_What the task asks_.
Give back all of the data verbatim.

-- Working data follows --

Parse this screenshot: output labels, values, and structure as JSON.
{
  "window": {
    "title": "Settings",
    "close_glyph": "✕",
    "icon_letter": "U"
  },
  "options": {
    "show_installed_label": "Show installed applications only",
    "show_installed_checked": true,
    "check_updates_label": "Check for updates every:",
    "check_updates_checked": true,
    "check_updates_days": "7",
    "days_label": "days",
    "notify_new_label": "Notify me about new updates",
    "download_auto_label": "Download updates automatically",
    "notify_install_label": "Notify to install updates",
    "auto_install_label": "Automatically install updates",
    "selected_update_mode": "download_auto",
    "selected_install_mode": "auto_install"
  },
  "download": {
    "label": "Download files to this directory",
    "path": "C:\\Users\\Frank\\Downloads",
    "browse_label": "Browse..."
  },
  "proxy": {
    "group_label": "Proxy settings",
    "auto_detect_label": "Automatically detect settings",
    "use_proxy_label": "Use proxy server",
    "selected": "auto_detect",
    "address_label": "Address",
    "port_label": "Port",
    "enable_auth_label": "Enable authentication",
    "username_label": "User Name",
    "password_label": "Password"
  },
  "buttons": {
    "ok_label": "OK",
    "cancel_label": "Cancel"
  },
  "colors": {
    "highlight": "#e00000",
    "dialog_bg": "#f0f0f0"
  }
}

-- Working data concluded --

_Response for this exercise_.
Parse this screenshot: output labels, values, and structure as JSON.
{
  "window": {
    "title": "Settings",
    "close_glyph": "✕",
    "icon_letter": "U"
  },
  "options": {
    "show_installed_label": "Show installed applications only",
    "show_installed_checked": true,
    "check_updates_label": "Check for updates every:",
    "check_updates_checked": true,
    "check_updates_days": "7",
    "days_label": "days",
    "notify_new_label": "Notify me about new updates",
    "download_auto_label": "Download updates automatically",
    "notify_install_label": "Notify to install updates",
    "auto_install_label": "Automatically install updates",
    "selected_update_mode": "download_auto",
    "selected_install_mode": "auto_install"
  },
  "download": {
    "label": "Download files to this directory",
    "path": "C:\\Users\\Frank\\Downloads",
    "browse_label": "Browse..."
  },
  "proxy": {
    "group_label": "Proxy settings",
    "auto_detect_label": "Automatically detect settings",
    "use_proxy_label": "Use proxy server",
    "selected": "auto_detect",
    "address_label": "Address",
    "port_label": "Port",
    "enable_auth_label": "Enable authentication",
    "username_label": "User Name",
    "password_label": "Password"
  },
  "buttons": {
    "ok_label": "OK",
    "cancel_label": "Cancel"
  },
  "colors": {
    "highlight": "#e00000",
    "dialog_bg": "#f0f0f0"
  }
}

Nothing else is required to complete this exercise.